Raptors, from Alaska to Guam
Approximately 130 Airmen and five F-22 Raptors from Elmendorf Air Force Base, Alaska, are deployed to Guam for two weeks to fulfill security requirements in the Asia Pacific region.
During the deployment, the Airmen will participate in exercises Jungle Shield and Cope Thaw.
Exercise Jungle Shield enhances the 13th Air Force`s air defense mission in Guam and ensures the ability to fulfill Operation Noble Eagle responsibilities. F-22 pilots will also take part in Cope Thaw, providing them an opportunity to conduct routine training in an environment different from their home station.
F-22 pilots will fly three primary missions here: defensive counterair, offensive counterair escort, and offensive counterair suppression of enemy air defenses, said Capt. William Creeden, the 90th Fighter Squadron project officer from Elmendorf AFB.
He said the defensive-counterair missions showcase the F-22`s aerial combat capabilities, using the aircraft to defend a geographic point, area, or high-value airborne asset against any air threat. When conducting offensive-counterair-escort missions, F-22s fly in front of a strike package and clear the airspace of any air threats, allowing a strike package an unimpeded attack on selected targets of interest.

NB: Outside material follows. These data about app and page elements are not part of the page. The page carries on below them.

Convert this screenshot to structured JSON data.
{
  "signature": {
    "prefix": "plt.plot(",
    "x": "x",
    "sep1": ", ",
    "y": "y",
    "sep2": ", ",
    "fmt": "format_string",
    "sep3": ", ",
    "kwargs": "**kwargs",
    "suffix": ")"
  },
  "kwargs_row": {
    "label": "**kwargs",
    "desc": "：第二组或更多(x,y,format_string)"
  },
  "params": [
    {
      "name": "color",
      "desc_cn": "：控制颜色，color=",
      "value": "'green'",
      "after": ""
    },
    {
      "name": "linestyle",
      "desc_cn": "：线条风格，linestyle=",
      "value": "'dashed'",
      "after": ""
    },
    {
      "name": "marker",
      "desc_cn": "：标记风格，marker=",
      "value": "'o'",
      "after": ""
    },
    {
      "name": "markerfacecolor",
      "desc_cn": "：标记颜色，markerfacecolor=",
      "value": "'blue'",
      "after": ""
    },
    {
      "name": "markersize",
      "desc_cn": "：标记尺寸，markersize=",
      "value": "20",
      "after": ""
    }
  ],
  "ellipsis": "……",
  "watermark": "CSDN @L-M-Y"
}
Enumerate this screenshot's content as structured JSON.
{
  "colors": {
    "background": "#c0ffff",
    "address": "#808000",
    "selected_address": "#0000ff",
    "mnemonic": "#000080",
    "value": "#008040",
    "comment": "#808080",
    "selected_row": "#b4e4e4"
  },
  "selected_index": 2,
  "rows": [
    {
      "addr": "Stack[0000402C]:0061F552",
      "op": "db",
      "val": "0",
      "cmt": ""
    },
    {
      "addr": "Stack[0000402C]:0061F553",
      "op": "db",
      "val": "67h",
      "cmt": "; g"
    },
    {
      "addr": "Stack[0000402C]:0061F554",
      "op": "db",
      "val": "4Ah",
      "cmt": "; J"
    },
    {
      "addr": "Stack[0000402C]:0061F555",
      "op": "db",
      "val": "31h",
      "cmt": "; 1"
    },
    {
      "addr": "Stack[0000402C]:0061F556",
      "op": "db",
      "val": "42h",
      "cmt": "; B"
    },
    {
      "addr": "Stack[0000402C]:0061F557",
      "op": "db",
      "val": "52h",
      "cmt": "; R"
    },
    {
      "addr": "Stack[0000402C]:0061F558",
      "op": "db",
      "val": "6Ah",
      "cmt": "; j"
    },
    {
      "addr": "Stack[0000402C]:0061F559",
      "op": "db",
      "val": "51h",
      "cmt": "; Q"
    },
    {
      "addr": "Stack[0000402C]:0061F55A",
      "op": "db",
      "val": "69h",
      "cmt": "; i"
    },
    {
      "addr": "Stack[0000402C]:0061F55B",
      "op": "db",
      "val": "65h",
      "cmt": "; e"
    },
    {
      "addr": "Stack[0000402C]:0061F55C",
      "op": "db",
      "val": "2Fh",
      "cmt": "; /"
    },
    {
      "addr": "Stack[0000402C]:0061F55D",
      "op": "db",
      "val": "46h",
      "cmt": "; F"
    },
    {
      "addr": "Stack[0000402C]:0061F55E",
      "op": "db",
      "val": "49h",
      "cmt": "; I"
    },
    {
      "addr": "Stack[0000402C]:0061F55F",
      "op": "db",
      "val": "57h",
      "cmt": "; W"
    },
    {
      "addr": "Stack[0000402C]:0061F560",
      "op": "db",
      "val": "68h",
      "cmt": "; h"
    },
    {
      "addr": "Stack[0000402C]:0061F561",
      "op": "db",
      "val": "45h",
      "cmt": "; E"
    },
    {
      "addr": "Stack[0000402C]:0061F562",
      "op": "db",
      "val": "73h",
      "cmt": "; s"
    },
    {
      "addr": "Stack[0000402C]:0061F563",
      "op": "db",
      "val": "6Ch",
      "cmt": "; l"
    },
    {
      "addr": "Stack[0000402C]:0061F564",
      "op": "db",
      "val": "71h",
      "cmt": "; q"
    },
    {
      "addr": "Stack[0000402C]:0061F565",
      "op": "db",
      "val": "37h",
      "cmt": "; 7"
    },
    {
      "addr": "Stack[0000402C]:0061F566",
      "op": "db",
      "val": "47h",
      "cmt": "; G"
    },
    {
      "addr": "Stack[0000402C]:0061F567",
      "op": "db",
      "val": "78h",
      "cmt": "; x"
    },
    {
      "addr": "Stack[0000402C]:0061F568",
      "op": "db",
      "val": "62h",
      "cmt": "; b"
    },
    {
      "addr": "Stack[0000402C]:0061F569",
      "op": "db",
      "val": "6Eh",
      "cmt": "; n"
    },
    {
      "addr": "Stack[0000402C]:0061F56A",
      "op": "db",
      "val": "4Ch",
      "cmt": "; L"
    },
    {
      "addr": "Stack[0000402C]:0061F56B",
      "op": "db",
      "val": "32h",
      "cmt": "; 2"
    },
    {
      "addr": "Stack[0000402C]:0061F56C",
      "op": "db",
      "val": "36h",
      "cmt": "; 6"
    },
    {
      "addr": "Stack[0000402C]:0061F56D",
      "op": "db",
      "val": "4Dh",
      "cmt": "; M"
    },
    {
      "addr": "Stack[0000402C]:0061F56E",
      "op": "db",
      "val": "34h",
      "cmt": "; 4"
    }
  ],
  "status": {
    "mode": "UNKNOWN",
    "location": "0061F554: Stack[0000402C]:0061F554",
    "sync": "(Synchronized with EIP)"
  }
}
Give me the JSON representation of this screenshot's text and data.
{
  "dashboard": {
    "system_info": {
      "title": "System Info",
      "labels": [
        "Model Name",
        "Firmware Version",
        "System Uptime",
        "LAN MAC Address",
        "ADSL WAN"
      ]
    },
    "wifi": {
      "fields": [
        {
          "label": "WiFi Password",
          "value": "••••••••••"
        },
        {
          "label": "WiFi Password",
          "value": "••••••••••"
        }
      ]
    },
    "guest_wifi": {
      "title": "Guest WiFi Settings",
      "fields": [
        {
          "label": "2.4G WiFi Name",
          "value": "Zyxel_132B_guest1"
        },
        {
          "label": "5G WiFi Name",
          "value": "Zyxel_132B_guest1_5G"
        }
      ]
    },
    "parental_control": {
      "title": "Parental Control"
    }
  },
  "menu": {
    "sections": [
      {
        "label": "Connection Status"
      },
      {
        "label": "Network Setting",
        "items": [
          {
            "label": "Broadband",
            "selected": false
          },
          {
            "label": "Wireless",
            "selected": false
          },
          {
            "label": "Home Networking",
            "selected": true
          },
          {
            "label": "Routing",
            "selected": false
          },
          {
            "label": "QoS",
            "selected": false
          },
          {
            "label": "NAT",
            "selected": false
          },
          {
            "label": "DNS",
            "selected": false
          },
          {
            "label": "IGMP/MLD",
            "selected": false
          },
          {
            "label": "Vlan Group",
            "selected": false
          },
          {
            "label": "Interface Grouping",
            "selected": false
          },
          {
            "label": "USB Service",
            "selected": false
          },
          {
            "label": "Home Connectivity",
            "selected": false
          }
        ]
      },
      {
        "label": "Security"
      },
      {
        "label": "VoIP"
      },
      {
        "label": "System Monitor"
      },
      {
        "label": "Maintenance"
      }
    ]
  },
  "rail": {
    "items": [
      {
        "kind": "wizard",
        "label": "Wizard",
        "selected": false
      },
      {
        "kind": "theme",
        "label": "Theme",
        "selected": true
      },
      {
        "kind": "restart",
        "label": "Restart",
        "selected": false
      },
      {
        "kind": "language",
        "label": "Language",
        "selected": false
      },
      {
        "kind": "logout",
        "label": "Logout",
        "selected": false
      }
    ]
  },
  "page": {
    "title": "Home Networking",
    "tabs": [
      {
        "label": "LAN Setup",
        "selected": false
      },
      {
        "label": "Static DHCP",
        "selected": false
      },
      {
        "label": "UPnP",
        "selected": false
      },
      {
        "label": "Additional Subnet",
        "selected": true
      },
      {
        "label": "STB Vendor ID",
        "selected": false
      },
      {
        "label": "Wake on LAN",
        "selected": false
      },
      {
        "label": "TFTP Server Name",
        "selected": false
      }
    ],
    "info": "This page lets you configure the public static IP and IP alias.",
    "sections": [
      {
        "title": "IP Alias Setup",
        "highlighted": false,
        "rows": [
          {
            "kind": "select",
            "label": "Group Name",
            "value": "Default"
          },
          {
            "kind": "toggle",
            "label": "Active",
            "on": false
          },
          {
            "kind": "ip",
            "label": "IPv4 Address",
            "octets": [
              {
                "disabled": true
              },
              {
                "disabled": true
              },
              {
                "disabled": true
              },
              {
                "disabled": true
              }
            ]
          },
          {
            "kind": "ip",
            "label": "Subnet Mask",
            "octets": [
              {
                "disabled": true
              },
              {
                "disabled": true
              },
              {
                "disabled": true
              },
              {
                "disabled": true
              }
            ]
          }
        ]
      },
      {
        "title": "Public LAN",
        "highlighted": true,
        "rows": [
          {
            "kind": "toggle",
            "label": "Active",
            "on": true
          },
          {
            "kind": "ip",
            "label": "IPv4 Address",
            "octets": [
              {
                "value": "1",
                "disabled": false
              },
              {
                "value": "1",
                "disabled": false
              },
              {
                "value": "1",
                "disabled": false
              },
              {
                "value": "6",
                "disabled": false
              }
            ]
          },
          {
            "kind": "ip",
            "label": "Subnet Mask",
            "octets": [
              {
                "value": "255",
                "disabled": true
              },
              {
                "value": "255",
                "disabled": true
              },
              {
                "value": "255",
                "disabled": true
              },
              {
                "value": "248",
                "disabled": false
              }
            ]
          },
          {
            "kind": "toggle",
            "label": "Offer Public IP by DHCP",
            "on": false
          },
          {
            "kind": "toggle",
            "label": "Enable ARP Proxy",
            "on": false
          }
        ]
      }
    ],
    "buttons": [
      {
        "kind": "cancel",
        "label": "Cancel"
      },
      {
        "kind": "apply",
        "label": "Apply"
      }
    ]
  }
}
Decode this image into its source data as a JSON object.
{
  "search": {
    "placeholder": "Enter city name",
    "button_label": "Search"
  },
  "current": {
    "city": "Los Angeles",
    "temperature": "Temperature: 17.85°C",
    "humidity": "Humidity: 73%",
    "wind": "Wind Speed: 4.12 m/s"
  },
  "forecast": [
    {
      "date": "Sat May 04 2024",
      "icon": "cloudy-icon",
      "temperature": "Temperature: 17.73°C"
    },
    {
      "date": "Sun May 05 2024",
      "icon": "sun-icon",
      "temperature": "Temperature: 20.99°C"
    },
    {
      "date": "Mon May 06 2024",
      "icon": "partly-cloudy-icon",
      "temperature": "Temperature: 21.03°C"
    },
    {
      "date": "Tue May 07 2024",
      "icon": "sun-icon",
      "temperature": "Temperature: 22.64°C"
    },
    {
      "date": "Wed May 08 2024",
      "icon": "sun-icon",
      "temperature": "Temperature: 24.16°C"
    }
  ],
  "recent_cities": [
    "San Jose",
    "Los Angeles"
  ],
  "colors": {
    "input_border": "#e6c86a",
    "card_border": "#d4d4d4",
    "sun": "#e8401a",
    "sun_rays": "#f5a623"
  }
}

While flying offensive counterair suppression of enemy air defenses missions, the F-22s become a strike platform, targeting advanced surface-to-air missile threats by using the fighter`s key advantages of stealth, super cruise and advanced integrated avionics.